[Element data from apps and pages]
-- Opening Marker --

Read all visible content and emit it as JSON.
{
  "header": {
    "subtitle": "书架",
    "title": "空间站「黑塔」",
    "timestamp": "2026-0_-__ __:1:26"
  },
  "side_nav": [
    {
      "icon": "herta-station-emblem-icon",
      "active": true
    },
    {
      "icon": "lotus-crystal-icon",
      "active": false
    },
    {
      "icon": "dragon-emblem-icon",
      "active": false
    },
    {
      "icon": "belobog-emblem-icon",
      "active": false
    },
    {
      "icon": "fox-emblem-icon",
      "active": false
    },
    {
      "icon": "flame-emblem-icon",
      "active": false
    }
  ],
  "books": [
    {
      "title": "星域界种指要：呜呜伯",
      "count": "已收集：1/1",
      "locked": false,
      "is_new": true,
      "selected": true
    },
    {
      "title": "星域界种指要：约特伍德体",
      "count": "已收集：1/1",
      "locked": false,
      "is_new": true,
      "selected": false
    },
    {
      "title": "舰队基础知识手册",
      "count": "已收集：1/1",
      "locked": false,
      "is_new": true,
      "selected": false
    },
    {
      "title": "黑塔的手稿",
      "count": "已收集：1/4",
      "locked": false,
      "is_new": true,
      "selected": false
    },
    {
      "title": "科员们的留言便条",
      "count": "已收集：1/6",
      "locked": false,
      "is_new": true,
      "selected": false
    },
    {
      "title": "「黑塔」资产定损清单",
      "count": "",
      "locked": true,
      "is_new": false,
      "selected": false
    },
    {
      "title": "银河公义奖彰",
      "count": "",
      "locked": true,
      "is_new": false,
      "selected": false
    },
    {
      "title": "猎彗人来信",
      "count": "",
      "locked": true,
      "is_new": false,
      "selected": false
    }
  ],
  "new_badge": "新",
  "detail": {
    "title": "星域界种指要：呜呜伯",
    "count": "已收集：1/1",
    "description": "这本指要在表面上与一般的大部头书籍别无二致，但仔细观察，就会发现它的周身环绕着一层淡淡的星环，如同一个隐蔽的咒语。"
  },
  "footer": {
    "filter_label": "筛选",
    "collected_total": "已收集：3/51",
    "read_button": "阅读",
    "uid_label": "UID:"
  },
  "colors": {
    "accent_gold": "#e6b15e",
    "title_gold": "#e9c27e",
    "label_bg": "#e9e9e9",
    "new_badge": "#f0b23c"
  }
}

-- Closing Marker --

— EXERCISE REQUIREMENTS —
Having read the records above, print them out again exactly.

— TASK OUTPUT —
Read all visible content and emit it as JSON.
{
  "header": {
    "subtitle": "书架",
    "title": "空间站「黑塔」",
    "timestamp": "2026-0_-__ __:1:26"
  },
  "side_nav": [
    {
      "icon": "herta-station-emblem-icon",
      "active": true
    },
    {
      "icon": "lotus-crystal-icon",
      "active": false
    },
    {
      "icon": "dragon-emblem-icon",
      "active": false
    },
    {
      "icon": "belobog-emblem-icon",
      "active": false
    },
    {
      "icon": "fox-emblem-icon",
      "active": false
    },
    {
      "icon": "flame-emblem-icon",
      "active": false
    }
  ],
  "books": [
    {
      "title": "星域界种指要：呜呜伯",
      "count": "已收集：1/1",
      "locked": false,
      "is_new": true,
      "selected": true
    },
    {
      "title": "星域界种指要：约特伍德体",
      "count": "已收集：1/1",
      "locked": false,
      "is_new": true,
      "selected": false
    },
    {
      "title": "舰队基础知识手册",
      "count": "已收集：1/1",
      "locked": false,
      "is_new": true,
      "selected": false
    },
    {
      "title": "黑塔的手稿",
      "count": "已收集：1/4",
      "locked": false,
      "is_new": true,
      "selected": false
    },
    {
      "title": "科员们的留言便条",
      "count": "已收集：1/6",
      "locked": false,
      "is_new": true,
      "selected": false
    },
    {
      "title": "「黑塔」资产定损清单",
      "count": "",
      "locked": true,
      "is_new": false,
      "selected": false
    },
    {
      "title": "银河公义奖彰",
      "count": "",
      "locked": true,
      "is_new": false,
      "selected": false
    },
    {
      "title": "猎彗人来信",
      "count": "",
      "locked": true,
      "is_new": false,
      "selected": false
    }
  ],
  "new_badge": "新",
  "detail": {
    "title": "星域界种指要：呜呜伯",
    "count": "已收集：1/1",
    "description": "这本指要在表面上与一般的大部头书籍别无二致，但仔细观察，就会发现它的周身环绕着一层淡淡的星环，如同一个隐蔽的咒语。"
  },
  "footer": {
    "filter_label": "筛选",
    "collected_total": "已收集：3/51",
    "read_button": "阅读",
    "uid_label": "UID:"
  },
  "colors": {
    "accent_gold": "#e6b15e",
    "title_gold": "#e9c27e",
    "label_bg": "#e9e9e9",
    "new_badge": "#f0b23c"
  }
}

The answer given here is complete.